Supplied material:
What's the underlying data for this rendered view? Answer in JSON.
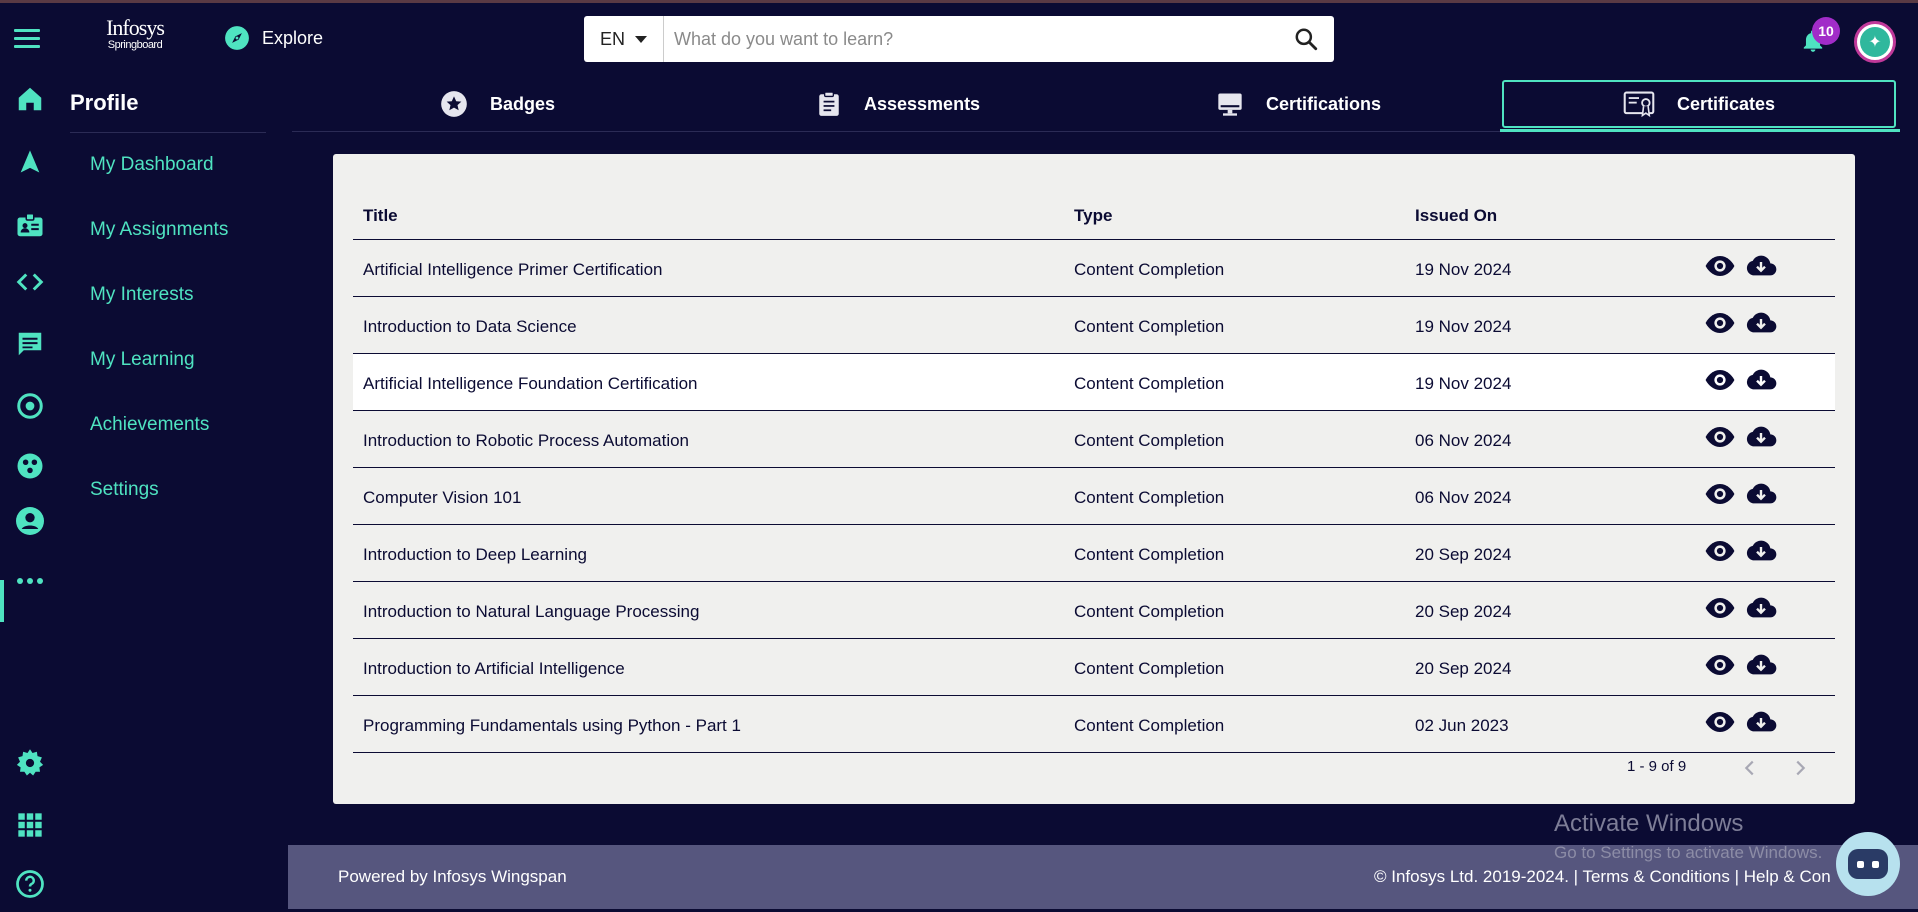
{
  "header": {
    "logo_line1": "Infosys",
    "logo_line2": "Springboard",
    "explore_label": "Explore",
    "language": "EN",
    "search_placeholder": "What do you want to learn?",
    "notification_count": "10"
  },
  "profile": {
    "title": "Profile",
    "nav": [
      {
        "label": "My Dashboard"
      },
      {
        "label": "My Assignments"
      },
      {
        "label": "My Interests"
      },
      {
        "label": "My Learning"
      },
      {
        "label": "Achievements"
      },
      {
        "label": "Settings"
      }
    ]
  },
  "tabs": [
    {
      "label": "Badges"
    },
    {
      "label": "Assessments"
    },
    {
      "label": "Certifications"
    },
    {
      "label": "Certificates",
      "active": true
    }
  ],
  "table": {
    "headers": {
      "title": "Title",
      "type": "Type",
      "issued_on": "Issued On"
    },
    "rows": [
      {
        "title": "Artificial Intelligence Primer Certification",
        "type": "Content Completion",
        "issued_on": "19 Nov 2024"
      },
      {
        "title": "Introduction to Data Science",
        "type": "Content Completion",
        "issued_on": "19 Nov 2024"
      },
      {
        "title": "Artificial Intelligence Foundation Certification",
        "type": "Content Completion",
        "issued_on": "19 Nov 2024"
      },
      {
        "title": "Introduction to Robotic Process Automation",
        "type": "Content Completion",
        "issued_on": "06 Nov 2024"
      },
      {
        "title": "Computer Vision 101",
        "type": "Content Completion",
        "issued_on": "06 Nov 2024"
      },
      {
        "title": "Introduction to Deep Learning",
        "type": "Content Completion",
        "issued_on": "20 Sep 2024"
      },
      {
        "title": "Introduction to Natural Language Processing",
        "type": "Content Completion",
        "issued_on": "20 Sep 2024"
      },
      {
        "title": "Introduction to Artificial Intelligence",
        "type": "Content Completion",
        "issued_on": "20 Sep 2024"
      },
      {
        "title": "Programming Fundamentals using Python - Part 1",
        "type": "Content Completion",
        "issued_on": "02 Jun 2023"
      }
    ],
    "pagination": "1 - 9 of 9"
  },
  "footer": {
    "powered_by": "Powered by Infosys Wingspan",
    "right_text": "© Infosys Ltd. 2019-2024. | Terms & Conditions | Help & Con"
  },
  "watermark": {
    "line1": "Activate Windows",
    "line2": "Go to Settings to activate Windows."
  },
  "colors": {
    "background": "#0b0b33",
    "accent": "#4fe3c1",
    "card": "#f0f0ee",
    "footer": "#56567e",
    "badge": "#a12cc8"
  },
  "icons": {
    "rail": [
      "home-icon",
      "navigation-icon",
      "badge-id-icon",
      "code-icon",
      "chat-icon",
      "target-icon",
      "community-icon",
      "account-icon",
      "more-icon",
      "settings-icon",
      "apps-grid-icon",
      "help-icon"
    ],
    "tabs": [
      "star-badge-icon",
      "clipboard-icon",
      "monitor-icon",
      "certificate-icon"
    ],
    "row_actions": [
      "eye-icon",
      "cloud-download-icon"
    ]
  }
}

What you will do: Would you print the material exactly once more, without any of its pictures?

Exercise solution:
What's the underlying data for this rendered view? Answer in JSON.
{
  "header": {
    "logo_line1": "Infosys",
    "logo_line2": "Springboard",
    "explore_label": "Explore",
    "language": "EN",
    "search_placeholder": "What do you want to learn?",
    "notification_count": "10"
  },
  "profile": {
    "title": "Profile",
    "nav": [
      {
        "label": "My Dashboard"
      },
      {
        "label": "My Assignments"
      },
      {
        "label": "My Interests"
      },
      {
        "label": "My Learning"
      },
      {
        "label": "Achievements"
      },
      {
        "label": "Settings"
      }
    ]
  },
  "tabs": [
    {
      "label": "Badges"
    },
    {
      "label": "Assessments"
    },
    {
      "label": "Certifications"
    },
    {
      "label": "Certificates",
      "active": true
    }
  ],
  "table": {
    "headers": {
      "title": "Title",
      "type": "Type",
      "issued_on": "Issued On"
    },
    "rows": [
      {
        "title": "Artificial Intelligence Primer Certification",
        "type": "Content Completion",
        "issued_on": "19 Nov 2024"
      },
      {
        "title": "Introduction to Data Science",
        "type": "Content Completion",
        "issued_on": "19 Nov 2024"
      },
      {
        "title": "Artificial Intelligence Foundation Certification",
        "type": "Content Completion",
        "issued_on": "19 Nov 2024"
      },
      {
        "title": "Introduction to Robotic Process Automation",
        "type": "Content Completion",
        "issued_on": "06 Nov 2024"
      },
      {
        "title": "Computer Vision 101",
        "type": "Content Completion",
        "issued_on": "06 Nov 2024"
      },
      {
        "title": "Introduction to Deep Learning",
        "type": "Content Completion",
        "issued_on": "20 Sep 2024"
      },
      {
        "title": "Introduction to Natural Language Processing",
        "type": "Content Completion",
        "issued_on": "20 Sep 2024"
      },
      {
        "title": "Introduction to Artificial Intelligence",
        "type": "Content Completion",
        "issued_on": "20 Sep 2024"
      },
      {
        "title": "Programming Fundamentals using Python - Part 1",
        "type": "Content Completion",
        "issued_on": "02 Jun 2023"
      }
    ],
    "pagination": "1 - 9 of 9"
  },
  "footer": {
    "powered_by": "Powered by Infosys Wingspan",
    "right_text": "© Infosys Ltd. 2019-2024. | Terms & Conditions | Help & Con"
  },
  "watermark": {
    "line1": "Activate Windows",
    "line2": "Go to Settings to activate Windows."
  },
  "colors": {
    "background": "#0b0b33",
    "accent": "#4fe3c1",
    "card": "#f0f0ee",
    "footer": "#56567e",
    "badge": "#a12cc8"
  },
  "icons": {
    "rail": [
      "home-icon",
      "navigation-icon",
      "badge-id-icon",
      "code-icon",
      "chat-icon",
      "target-icon",
      "community-icon",
      "account-icon",
      "more-icon",
      "settings-icon",
      "apps-grid-icon",
      "help-icon"
    ],
    "tabs": [
      "star-badge-icon",
      "clipboard-icon",
      "monitor-icon",
      "certificate-icon"
    ],
    "row_actions": [
      "eye-icon",
      "cloud-download-icon"
    ]
  }
}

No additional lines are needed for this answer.